NEW YORK (WCBS 880) — When New Yorkers in two precincts call for the NYPD’s help, they’ll be sent a text asking, “How did we do?”
The question is the main focus of the department’s new text messaging-based public feedback initiative launching in the 25th and 113th precincts.
The “How Did We Do?” program will send a text message to New Yorkers who have filed criminal complaints a link to a customer service survey.
After completing the poll, the NYPD will then be able to use that data to “help to identify customer service gaps, as well as strengths, and provide tangible data to inform policy improvements.”
“With these new text surveys, we’ll be increasing our ability to gather New Yorkers’ feedback so we can identify service gaps and improve customer service which – in our view – is not just common sense but a continuing top priority,” said Police Commissioner Dermot Shea. “This is Neighborhood Policing in action and another important way to strengthen our relationships with those we serve.”
The text message will arrive about a month after the complaint is filed, according to the NYPD, which will give the department “an opportunity to investigate the case and ensure complainants of certain crimes, such as domestic violence and homicide, are not receiving texts.”
“We are proud to support the NYPD by funding this important public feedback initiative.

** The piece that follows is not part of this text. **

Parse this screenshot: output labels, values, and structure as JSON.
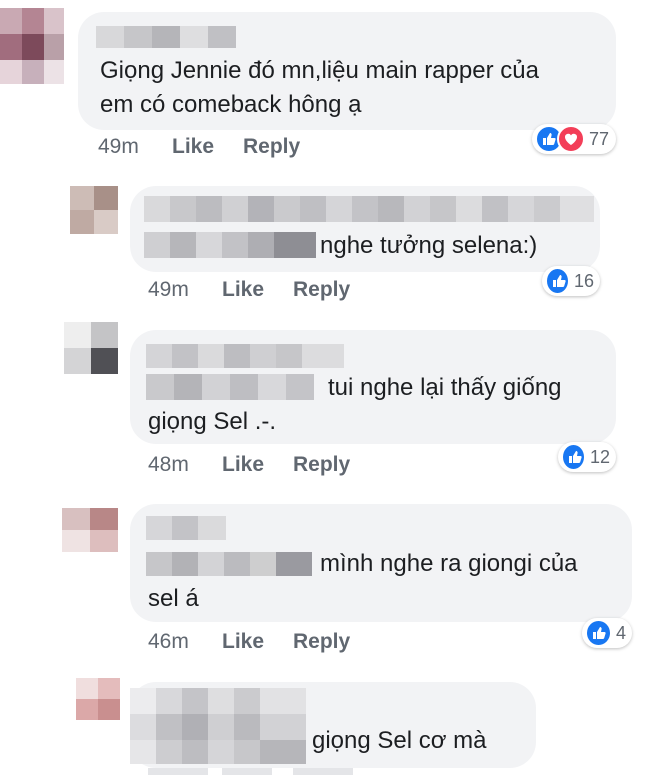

The information the department gathers through these texts will help improve the quality of its services while fostering stronger connections between the police and public,” said New York City Police Foundation President and CEO Susan Birnbaum.
The new text message system builds on the original “How Did We Do?” campaign that launched in September 2020, in which the NYPD deployed posters and palm cards to the precincts with a link to a survey.

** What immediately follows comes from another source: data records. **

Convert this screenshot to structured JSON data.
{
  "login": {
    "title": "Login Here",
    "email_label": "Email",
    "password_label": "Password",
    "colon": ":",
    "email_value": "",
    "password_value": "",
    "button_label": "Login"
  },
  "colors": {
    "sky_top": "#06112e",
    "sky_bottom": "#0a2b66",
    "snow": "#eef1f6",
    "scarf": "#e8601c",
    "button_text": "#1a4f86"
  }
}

The survey is accessible from www.nyc.gov/nypd/feedback or by scanning the QR code with a smartphone's camera on the poster or palm card.
Meanwhile, a new smartphone app being rolled out this week allows officers in New York City’s community policing program to log neighborhood concerns – such as graffiti, loud music and public intoxication – keep track of whether they’ve been addressed.
The internal app, the NYPD’s latest push toward digitizing communications within the department, improves on the more scattershot ways officers have been keeping tabs on community problems from shift to shift — namely, calling, texting or emailing one another.
“What we have now is word of mouth — an email that you may send to different tours. This is on their phone. It’s right there when they get in,” said Inspector Carlos Ortiz, commanding officer of the Neighborhood Policing Analysis and Support Unit.
The new app, which cost about $1.4 million for the initial configuration and $2.7 million a year to maintain, is being piloted in upper Manhattan, with other parts of the city to follow.
It’s an internal, nonpublic system that allows officers and supervisors to access and add to a running tally of neighborhood issues and track progress toward their resolution.
The app also has space for officers to store contact information for community members and to log businesses and security cameras in their sector, an important resource when officers are trying to find video of an incident. Pre-app, officers might spend their whole eight-hour shift searching for cameras.
A chat function allows officers to communicate with one another through an internal social media-like component. Some officers said they currently chat about community concerns in private WhatsApp groups.
(© 2021 WCBS 880. The Associated Press contributed to this report.)